Assuming that the Affordable Care Act is here to stay, Democrats now turn their attention to lowering costs.
Health spending growth may not be a result of the rising cost of health services, but it's still worth keeping an eye on, according to Kaiser Family Foundation CEO Drew Altman.
Governent data indicates that healthcare spending growth in 2013 slowed to just 3.6 percent, the lowest level in more than 50 years. Sustaining this slowdown won't be easy, but insurers can play a key role in making it happen.
Consumers don't know what health services or procedures cost, so they can't make informed decisions about where and whether they receive care. As it turns out, there are many ways for consumers to get pricing information. So if these tools exist, why don't consumers use them?

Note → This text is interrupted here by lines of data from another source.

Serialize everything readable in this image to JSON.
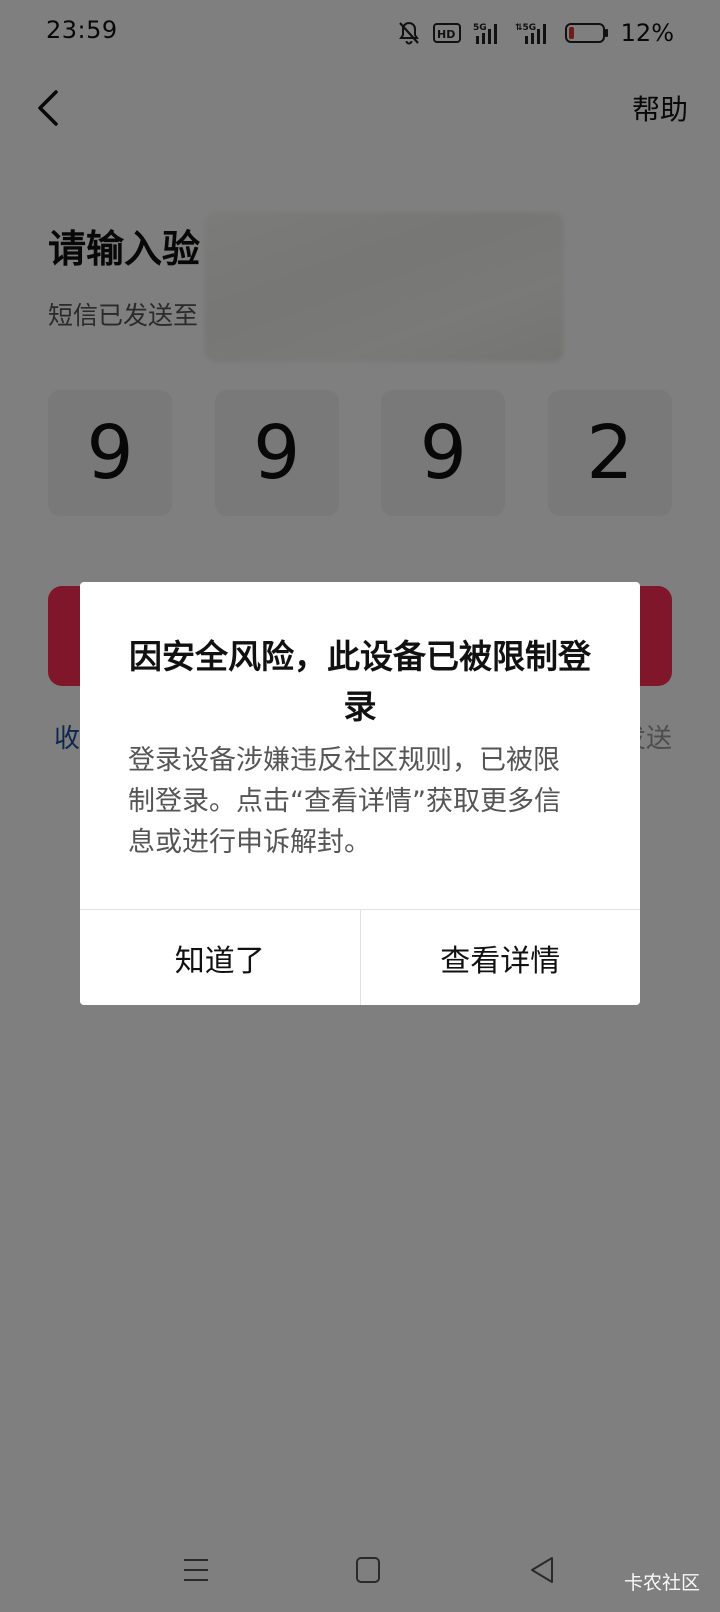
{
  "status_bar": {
    "time": "23:59",
    "battery_percent": "12%",
    "icons": [
      "mute-bell-icon",
      "hd-icon",
      "5g-signal-icon",
      "5g-signal-icon-2",
      "battery-icon"
    ]
  },
  "header": {
    "help_label": "帮助"
  },
  "page": {
    "title": "请输入验",
    "sent_hint": "短信已发送至",
    "code_digits": [
      "9",
      "9",
      "9",
      "2"
    ],
    "receive_issue_label": "收",
    "resend_label": "发送"
  },
  "dialog": {
    "title": "因安全风险，此设备已被限制登录",
    "message": "登录设备涉嫌违反社区规则，已被限制登录。点击“查看详情”获取更多信息或进行申诉解封。",
    "dismiss_label": "知道了",
    "details_label": "查看详情"
  },
  "watermark": "卡农社区",
  "colors": {
    "brand": "#fe2c55",
    "link": "#1a4fa0",
    "scrim": "rgba(0,0,0,0.5)",
    "battery_low": "#e53935"
  }
}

UnitedHealthcare has created and implemented effective bundled payments, including a program that lowered medical costs for breast, colon and lung cancer treatment by 34 percent. In partnership with those providers, UnitedHealth established more than 60 quality and cost measures to determine whether the bundled payment program was achieving its goals. Lee Newcomer, UnitedHealth's senior vice president of oncology, tells FierceHealthPayer how it worked.
It's going to be a long time before insurers start seeing healthy consumers enroll in the health insurance exchanges, Aetna CEO Mark Bertolini said in an interview with CNBC.
The largest insurer and hospital system in Maine each have their own opinions about how to best lower healthcare costs in the state. Anthem Blue Cross and Blue Shield of Maine thinks there should be more community-based primary care options, while MaineHealth wants to focus on economic development and growth, reported Government Health IT.
When consumers have access to pricing information before they obtain medical services, insurers' claims payments are lower, according to new research published in the Journal of the American Medical Association.
Competition among health systems and pressure to cut costs will transform--if not doom--health insurance companies in their current form, Stanford University Professor Jeffrey Pfeffer argues in a Fortune article.
As Massachusetts became the first state earlier this month to require insurers provide real-time prices for all covered medical services, it's leading the trend toward a more consumer-oriented healthcare insurance industry.